          Here in Maine we have winter days that are very cold but clear and sunny.  If you base the system temperature on the few rooms in the sunny south side of the building, the rooms on the north side are freezing and vice versa, if you base the system temperature on the rooms in the north side of the building, the rooms on the sunny side get too hot.  TRVS used on the sunny side keeps these units from overheating.  The problem is that you will then find that though you only need TRVs on some of the south facing units, the units on the north side will complain and ask why they don’t have TRVs too!  I’d start with a good system controller (like the 279) and sneak in TRVs as necessary on a case by case basis.  If you use TRVs, you need to take into consideration, as RJ mentioned, the need for a 1 pipe TRV to have an "off cycle" to operate properly.

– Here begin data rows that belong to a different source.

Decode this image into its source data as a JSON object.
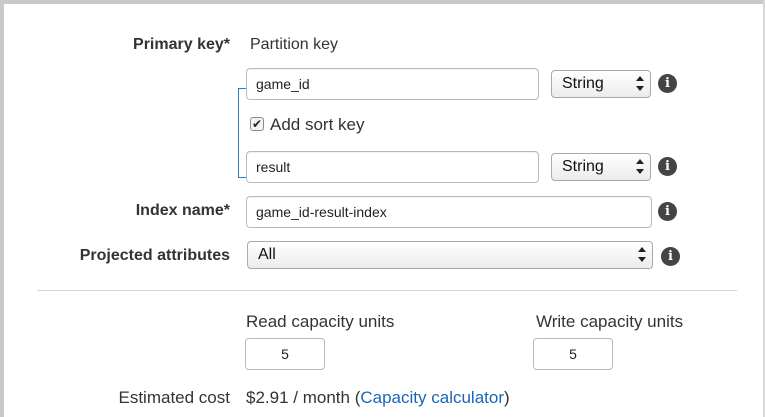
{
  "primary_key": {
    "label": "Primary key*",
    "partition_key_label": "Partition key",
    "partition_key_value": "game_id",
    "partition_key_type": "String",
    "add_sort_key_label": "Add sort key",
    "add_sort_key_checked": true,
    "checkbox_mark": "✔",
    "sort_key_value": "result",
    "sort_key_type": "String"
  },
  "index_name": {
    "label": "Index name*",
    "value": "game_id-result-index"
  },
  "projected_attributes": {
    "label": "Projected attributes",
    "selected": "All"
  },
  "capacity": {
    "read_label": "Read capacity units",
    "read_value": "5",
    "write_label": "Write capacity units",
    "write_value": "5"
  },
  "estimated_cost": {
    "label": "Estimated cost",
    "value": "$2.91 / month",
    "open_paren": "(",
    "link_text": "Capacity calculator",
    "close_paren": ")"
  },
  "info_icon_glyph": "i",
  "colors": {
    "link": "#1a66b5",
    "bracket": "#2a7bbf",
    "info_icon": "#444444"
  }
}
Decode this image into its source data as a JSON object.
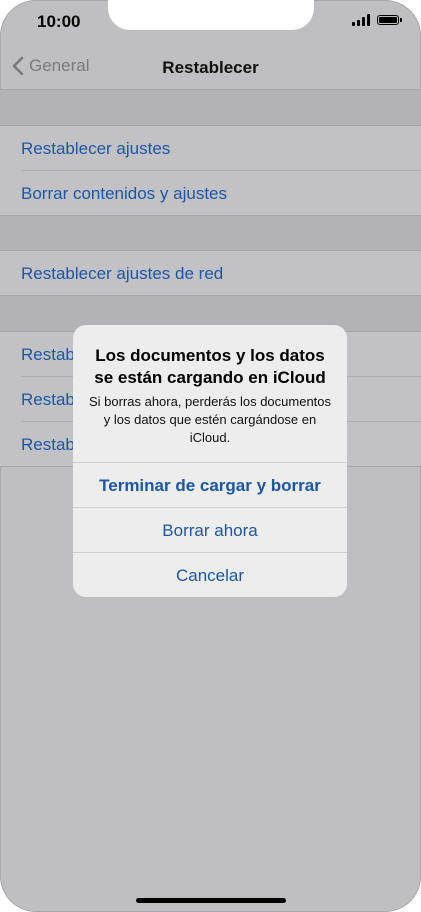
{
  "status_bar": {
    "time": "10:00"
  },
  "nav": {
    "back_label": "General",
    "title": "Restablecer"
  },
  "settings": {
    "items": [
      {
        "label": "Restablecer ajustes"
      },
      {
        "label": "Borrar contenidos y ajustes"
      },
      {
        "label": "Restablecer ajustes de red"
      },
      {
        "label": "Restab"
      },
      {
        "label": "Restab"
      },
      {
        "label": "Restab"
      }
    ]
  },
  "alert": {
    "title": "Los documentos y los datos se están cargando en iCloud",
    "message": "Si borras ahora, perderás los documentos y los datos que estén cargándose en iCloud.",
    "buttons": [
      {
        "label": "Terminar de cargar y borrar"
      },
      {
        "label": "Borrar ahora"
      },
      {
        "label": "Cancelar"
      }
    ]
  },
  "colors": {
    "accent": "#1b56a8",
    "dim_background": "#bfbfc1",
    "alert_background": "#ededed"
  },
  "icons": {
    "back": "chevron-left-icon",
    "signal": "cellular-signal-icon",
    "battery": "battery-icon"
  }
}
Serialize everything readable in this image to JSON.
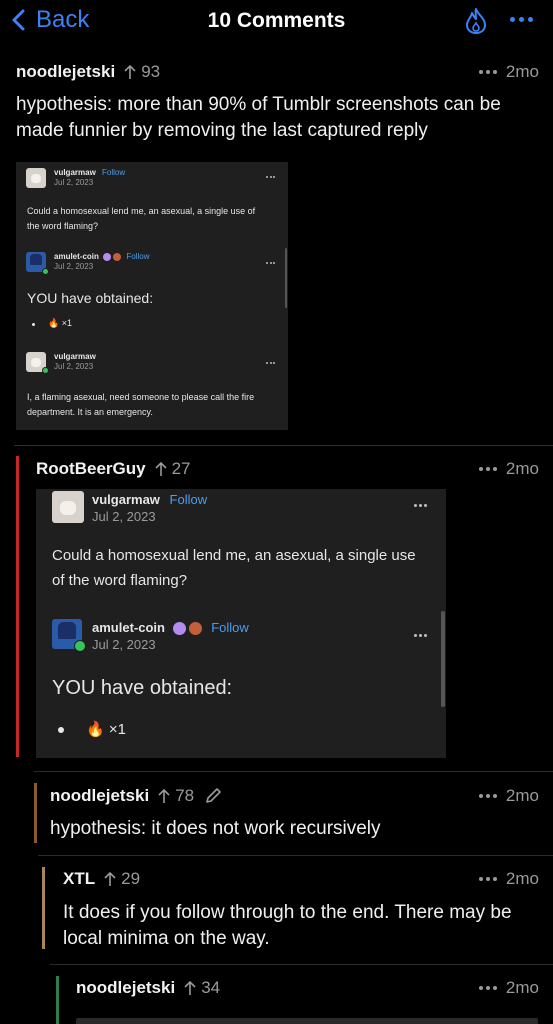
{
  "header": {
    "back_label": "Back",
    "title": "10 Comments",
    "accent_color": "#3b82f6"
  },
  "comments": [
    {
      "user": "noodlejetski",
      "score": "93",
      "time": "2mo",
      "text": "hypothesis: more than 90% of Tumblr screenshots can be made funnier by removing the last captured reply",
      "thread_color": "",
      "embed": {
        "posts": [
          {
            "user": "vulgarmaw",
            "follow": "Follow",
            "date": "Jul 2, 2023",
            "text": "Could a homosexual lend me, an asexual, a single use of the word flaming?"
          },
          {
            "user": "amulet-coin",
            "follow": "Follow",
            "date": "Jul 2, 2023",
            "text": "YOU have obtained:",
            "item": "🔥 ×1"
          },
          {
            "user": "vulgarmaw",
            "follow": "",
            "date": "Jul 2, 2023",
            "text": "I, a flaming asexual, need someone to please call the fire department. It is an emergency."
          }
        ]
      }
    },
    {
      "user": "RootBeerGuy",
      "score": "27",
      "time": "2mo",
      "text": "",
      "thread_color": "#c62828",
      "embed": {
        "posts": [
          {
            "user": "vulgarmaw",
            "follow": "Follow",
            "date": "Jul 2, 2023",
            "text": "Could a homosexual lend me, an asexual, a single use of the word flaming?"
          },
          {
            "user": "amulet-coin",
            "follow": "Follow",
            "date": "Jul 2, 2023",
            "text": "YOU have obtained:",
            "item": "🔥 ×1"
          }
        ]
      }
    },
    {
      "user": "noodlejetski",
      "score": "78",
      "time": "2mo",
      "text": "hypothesis: it does not work recursively",
      "thread_color": "#8a5a2b",
      "edited_icon": "pencil-icon"
    },
    {
      "user": "XTL",
      "score": "29",
      "time": "2mo",
      "text": "It does if you follow through to the end. There may be local minima on the way.",
      "thread_color": "#a9865a"
    },
    {
      "user": "noodlejetski",
      "score": "34",
      "time": "2mo",
      "text": "",
      "thread_color": "#2e7d4f"
    }
  ],
  "icons": {
    "back": "chevron-left-icon",
    "flame": "flame-icon",
    "more": "ellipsis-icon",
    "upvote": "arrow-up-icon"
  }
}
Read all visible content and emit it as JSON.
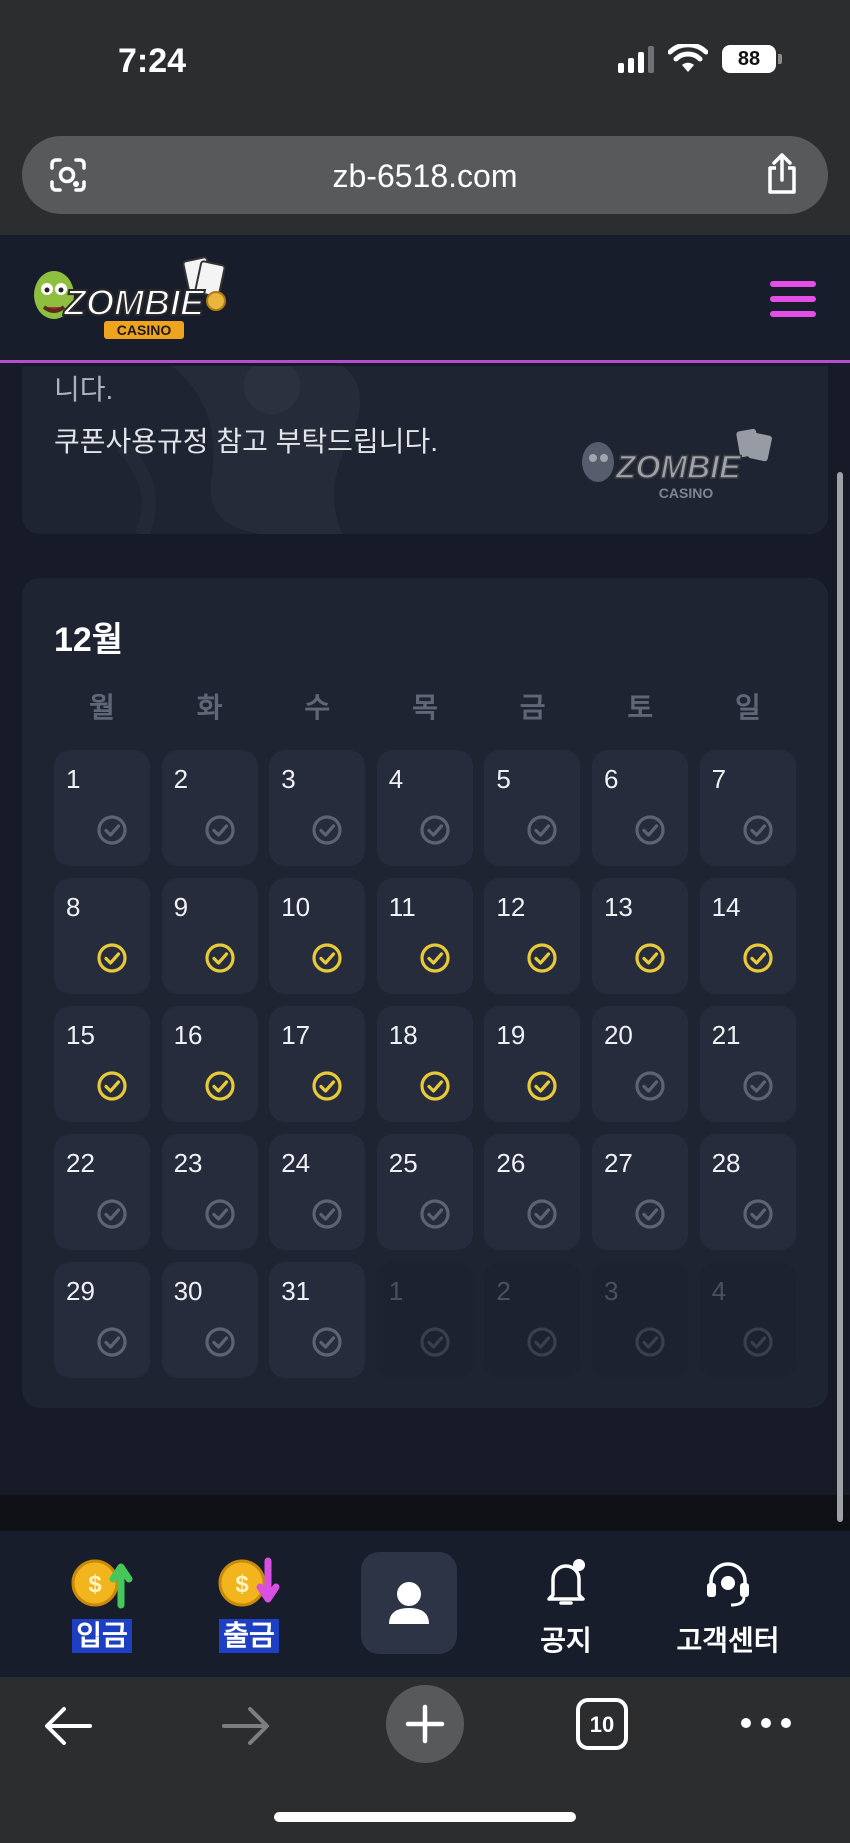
{
  "status_bar": {
    "time": "7:24",
    "battery": "88"
  },
  "browser": {
    "url": "zb-6518.com",
    "tabs_count": "10"
  },
  "header": {
    "logo_text": "ZOMBIE",
    "logo_subtext": "CASINO"
  },
  "notice": {
    "line1": "니다.",
    "line2": "쿠폰사용규정 참고 부탁드립니다.",
    "logo_text": "ZOMBIE",
    "logo_subtext": "CASINO"
  },
  "calendar": {
    "month": "12월",
    "weekdays": [
      "월",
      "화",
      "수",
      "목",
      "금",
      "토",
      "일"
    ],
    "days": [
      {
        "n": "1",
        "s": "past"
      },
      {
        "n": "2",
        "s": "past"
      },
      {
        "n": "3",
        "s": "past"
      },
      {
        "n": "4",
        "s": "past"
      },
      {
        "n": "5",
        "s": "past"
      },
      {
        "n": "6",
        "s": "past"
      },
      {
        "n": "7",
        "s": "past"
      },
      {
        "n": "8",
        "s": "checked"
      },
      {
        "n": "9",
        "s": "checked"
      },
      {
        "n": "10",
        "s": "checked"
      },
      {
        "n": "11",
        "s": "checked"
      },
      {
        "n": "12",
        "s": "checked"
      },
      {
        "n": "13",
        "s": "checked"
      },
      {
        "n": "14",
        "s": "checked"
      },
      {
        "n": "15",
        "s": "checked"
      },
      {
        "n": "16",
        "s": "checked"
      },
      {
        "n": "17",
        "s": "checked"
      },
      {
        "n": "18",
        "s": "checked"
      },
      {
        "n": "19",
        "s": "checked"
      },
      {
        "n": "20",
        "s": "past"
      },
      {
        "n": "21",
        "s": "past"
      },
      {
        "n": "22",
        "s": "past"
      },
      {
        "n": "23",
        "s": "past"
      },
      {
        "n": "24",
        "s": "past"
      },
      {
        "n": "25",
        "s": "past"
      },
      {
        "n": "26",
        "s": "past"
      },
      {
        "n": "27",
        "s": "past"
      },
      {
        "n": "28",
        "s": "past"
      },
      {
        "n": "29",
        "s": "past"
      },
      {
        "n": "30",
        "s": "past"
      },
      {
        "n": "31",
        "s": "past"
      },
      {
        "n": "1",
        "s": "outside"
      },
      {
        "n": "2",
        "s": "outside"
      },
      {
        "n": "3",
        "s": "outside"
      },
      {
        "n": "4",
        "s": "outside"
      }
    ]
  },
  "bottom_nav": {
    "deposit": "입금",
    "withdraw": "출금",
    "notice": "공지",
    "support": "고객센터"
  },
  "colors": {
    "accent_magenta": "#e34fe6",
    "check_gold": "#e7c93a",
    "check_gray": "#5d6371",
    "card_bg": "#1f2433"
  },
  "icons": {
    "deposit": "coin-arrow-up-icon",
    "withdraw": "coin-arrow-down-icon",
    "profile": "user-icon",
    "notice": "bell-icon",
    "support": "headset-icon"
  }
}
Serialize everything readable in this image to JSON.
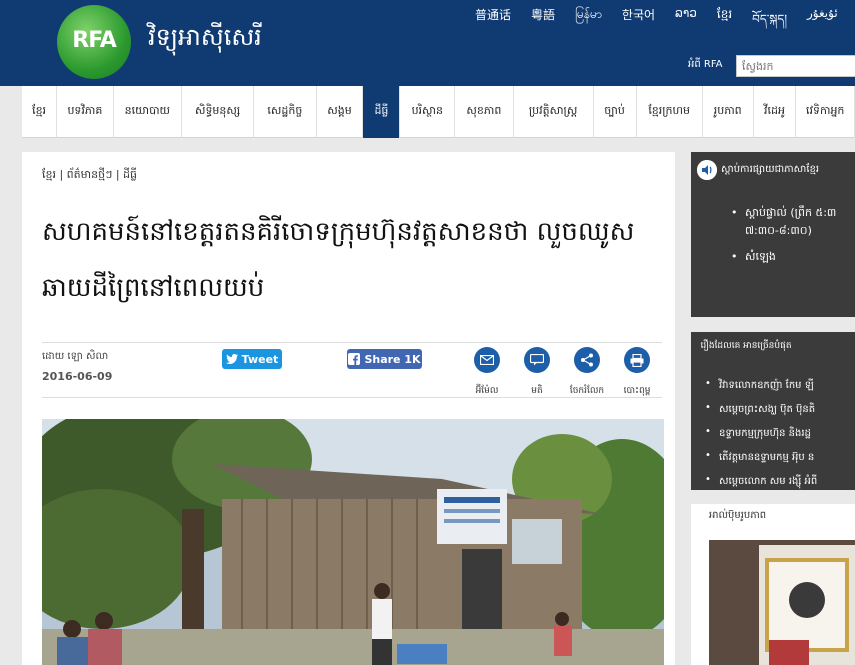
{
  "header": {
    "logo_text": "RFA",
    "site_name": "វិទ្យុអាស៊ីសេរី",
    "languages": [
      "普通话",
      "粵語",
      "မြန်မာ",
      "한국어",
      "ລາວ",
      "ខ្មែរ",
      "བོད་སྐད།",
      "ئۇيغۇر"
    ],
    "about_link": "អំពី RFA",
    "search_placeholder": "ស្វែងរក"
  },
  "nav": {
    "items": [
      {
        "label": "ខ្មែរ",
        "w": 36
      },
      {
        "label": "បទវិភាគ",
        "w": 58
      },
      {
        "label": "នយោបាយ",
        "w": 70
      },
      {
        "label": "សិទ្ធិមនុស្ស",
        "w": 74
      },
      {
        "label": "សេដ្ឋកិច្ច",
        "w": 64
      },
      {
        "label": "សង្គម",
        "w": 48
      },
      {
        "label": "ដីធ្លី",
        "w": 38,
        "active": true
      },
      {
        "label": "បរិស្ថាន",
        "w": 56
      },
      {
        "label": "សុខភាព",
        "w": 60
      },
      {
        "label": "ប្រវត្តិសាស្ត្រ",
        "w": 82
      },
      {
        "label": "ច្បាប់",
        "w": 44
      },
      {
        "label": "ខ្មែរក្រហម",
        "w": 68
      },
      {
        "label": "រូបភាព",
        "w": 52
      },
      {
        "label": "វីដេអូ",
        "w": 44
      },
      {
        "label": "វេទិកាអ្នក",
        "w": 60
      }
    ]
  },
  "article": {
    "breadcrumb": "ខ្មែរ | ព័ត៌មានថ្មីៗ | ដីធ្លី",
    "headline": "សហគមន៍នៅខេត្តរតនគិរីចោទក្រុមហ៊ុនវត្តសាខនថា លួចឈូសឆាយដីព្រៃនៅពេលយប់",
    "author": "ដោយ ឡោ សិលា",
    "date": "2016-06-09",
    "tweet_label": "Tweet",
    "share_label": "Share 1K",
    "tools": [
      "អ៊ីម៉ែល",
      "មតិ",
      "ចែករំលែក",
      "បោះពុម្ព"
    ]
  },
  "sidebar": {
    "listen_title": "ស្ដាប់ការផ្សាយជាភាសាខ្មែរ",
    "listen_items": [
      "ស្ដាប់ផ្ទាល់ (ព្រឹក ៥:៣",
      "៧:៣០-៨:៣០)",
      "សំឡេង"
    ],
    "popular_title": "រឿងដែលគេ អានច្រើនបំផុត",
    "popular_items": [
      "វិវាទលោកឧកញ៉ា កែម ឡី",
      "សម្ដេចព្រះសង្ឃ ប៊ុត ប៊ុនតិ",
      "ឧទ្ទាមកម្មក្រុមហ៊ុន និងរដ្ឋ",
      "តើវត្តមានឧទ្ទាមកម្ម អ៊ុប ន",
      "សម្ដេចលោក សម រង្ស៊ី អំពី"
    ],
    "album_label": "អាល់ប៊ុមរូបភាព"
  }
}
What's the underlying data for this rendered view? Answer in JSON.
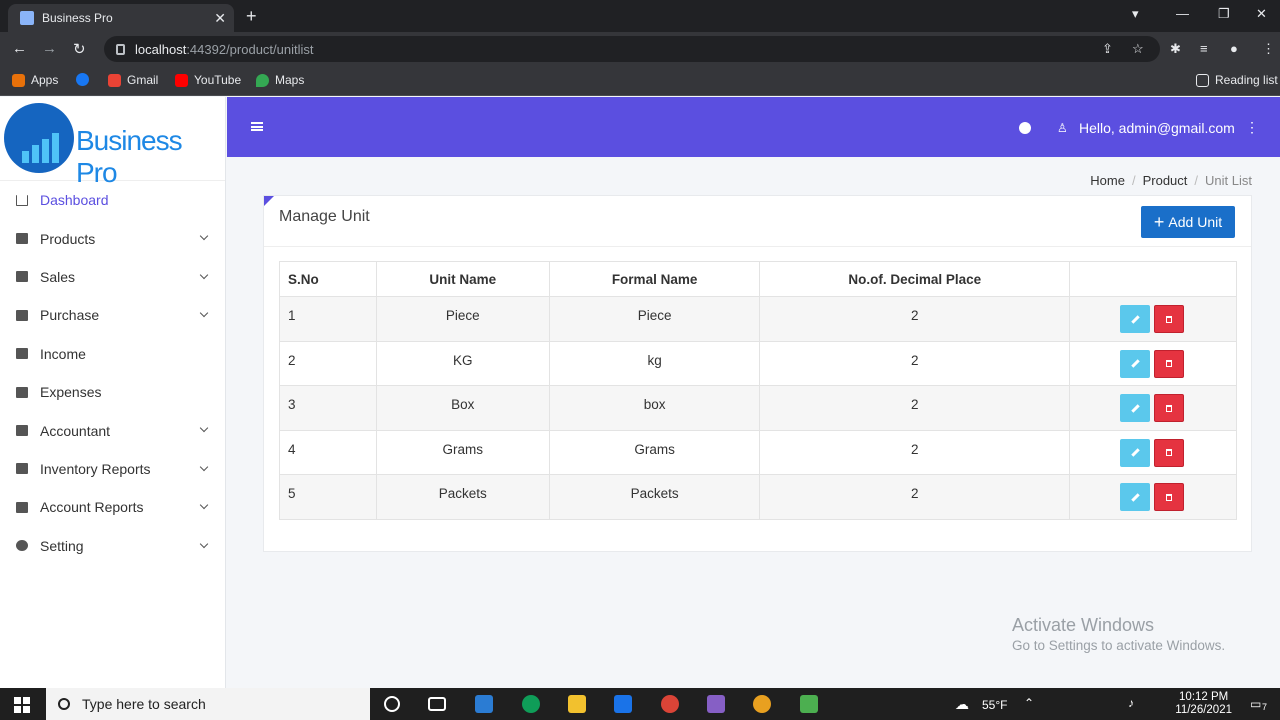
{
  "browser": {
    "tab_title": "Business Pro",
    "url_host": "localhost",
    "url_path": ":44392/product/unitlist",
    "bookmarks": [
      "Apps",
      "Gmail",
      "YouTube",
      "Maps"
    ],
    "reading_list": "Reading list"
  },
  "app": {
    "logo_text": "Business Pro",
    "greeting": "Hello, admin@gmail.com"
  },
  "sidebar": {
    "items": [
      {
        "label": "Dashboard",
        "active": true
      },
      {
        "label": "Products"
      },
      {
        "label": "Sales"
      },
      {
        "label": "Purchase"
      },
      {
        "label": "Income"
      },
      {
        "label": "Expenses"
      },
      {
        "label": "Accountant"
      },
      {
        "label": "Inventory Reports"
      },
      {
        "label": "Account Reports"
      },
      {
        "label": "Setting"
      }
    ]
  },
  "breadcrumb": {
    "home": "Home",
    "section": "Product",
    "current": "Unit List",
    "separator": "/"
  },
  "card": {
    "title": "Manage Unit",
    "add_button": "Add Unit",
    "add_icon": "+"
  },
  "table": {
    "headers": [
      "S.No",
      "Unit Name",
      "Formal Name",
      "No.of. Decimal Place"
    ],
    "rows": [
      [
        "1",
        "Piece",
        "Piece",
        "2"
      ],
      [
        "2",
        "KG",
        "kg",
        "2"
      ],
      [
        "3",
        "Box",
        "box",
        "2"
      ],
      [
        "4",
        "Grams",
        "Grams",
        "2"
      ],
      [
        "5",
        "Packets",
        "Packets",
        "2"
      ]
    ]
  },
  "watermark": {
    "title": "Activate Windows",
    "subtitle": "Go to Settings to activate Windows."
  },
  "taskbar": {
    "search_placeholder": "Type here to search",
    "weather": "55°F",
    "time": "10:12 PM",
    "date": "11/26/2021",
    "notification_count": "7"
  },
  "colors": {
    "accent": "#5b4fe0",
    "primary_button": "#1a6fc9",
    "edit_button": "#5bc8ec",
    "delete_button": "#e53340"
  }
}
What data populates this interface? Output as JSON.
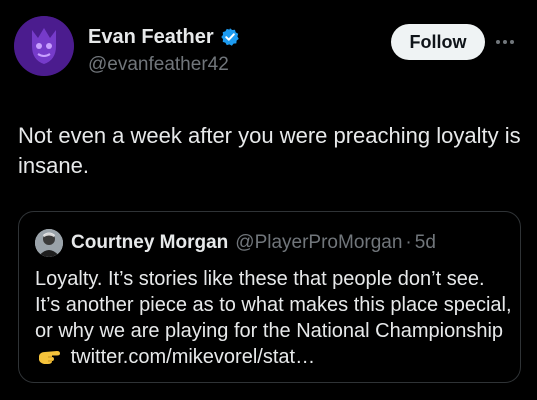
{
  "author": {
    "display_name": "Evan Feather",
    "handle": "@evanfeather42",
    "verified_icon": "verified-badge-icon",
    "avatar_icon": "purple-mascot-avatar"
  },
  "actions": {
    "follow_label": "Follow",
    "more_icon": "more-dots-icon"
  },
  "tweet": {
    "text": "Not even a week after you were preaching loyalty is insane."
  },
  "quote": {
    "display_name": "Courtney Morgan",
    "handle": "@PlayerProMorgan",
    "separator": "·",
    "time": "5d",
    "body_before_icon": "Loyalty. It’s stories like these that people don’t see. It’s another piece as to what makes this place special, or why we are playing for the National Championship",
    "icon": "pointing-hand-emoji",
    "link": "twitter.com/mikevorel/stat…"
  },
  "colors": {
    "background": "#000000",
    "text": "#e7e9ea",
    "muted": "#71767b",
    "verified": "#1d9bf0",
    "border": "#2f3336"
  }
}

    - Rod
  • skifaster
    skifaster Member Posts: 3
    Thanks

    Thank you all for your comments-keep em coming!

    This building is located in Brooklyn, NY.
  • jumper
    jumper Member Posts: 2,206
    best control

    The best control for any radiator is a blanket over it. Too cold ? Use a shorter cover.
  • JohnNY
    JohnNY Member Posts: 3,226
    You're in my area.

    If you think I may be able to help you, let me know. I do a fee-based Heating System Evaluation, EDR calculation and written report.



    Thanks,

    John Cataneo
    Contact John "JohnNY" Cataneo, NYC Master Plumber, Lic 1784
    Consulting & Troubleshooting
    Heating in NYC or NJ.
    Classes
  • balancing the system

    i would get the system balanced first, with proper main venting, and lower pressure; then see how much improvement there is. of all the outdoor reset systems out there, the tekmar seems to be most popular. none of these controls are able to compensate for imbalance or poor venting, and some controls will make the imbalance worse.

    i am sure your PE is eminently qualified, but perhaps not as suitable as a real steam expert such as john to eveluate your system.

    remember the desire for comfort and economy was just as strong when your building was first built, and the job is now to return it to its original excellent state of operation.--nbc
  • jumper
    jumper Member Posts: 2,206
    what did the PE do?

    Did he check the outdoor sensor ? How old is it ? Did he calibrate the heat timer ?

    What is it programmed to do ? Directly control burner based on outdoor temperature ?

    Or delay cut in based on outdoor temperature ? The latter sounds like a better idea.



    Sometimes those intelligent vents create new problems.
  • No offence ever taken.....

    about a different opinion.  Different opinions is how we all can come up with something better than what was in the past.    Too bad so many in Washington haven't figured this out!
    The Steam Whisperer (Formerly Boilerpro)

    Chicago's Steam Heating Expert





    Noisy Radiators are a Cry for Help
This discussion has been closed.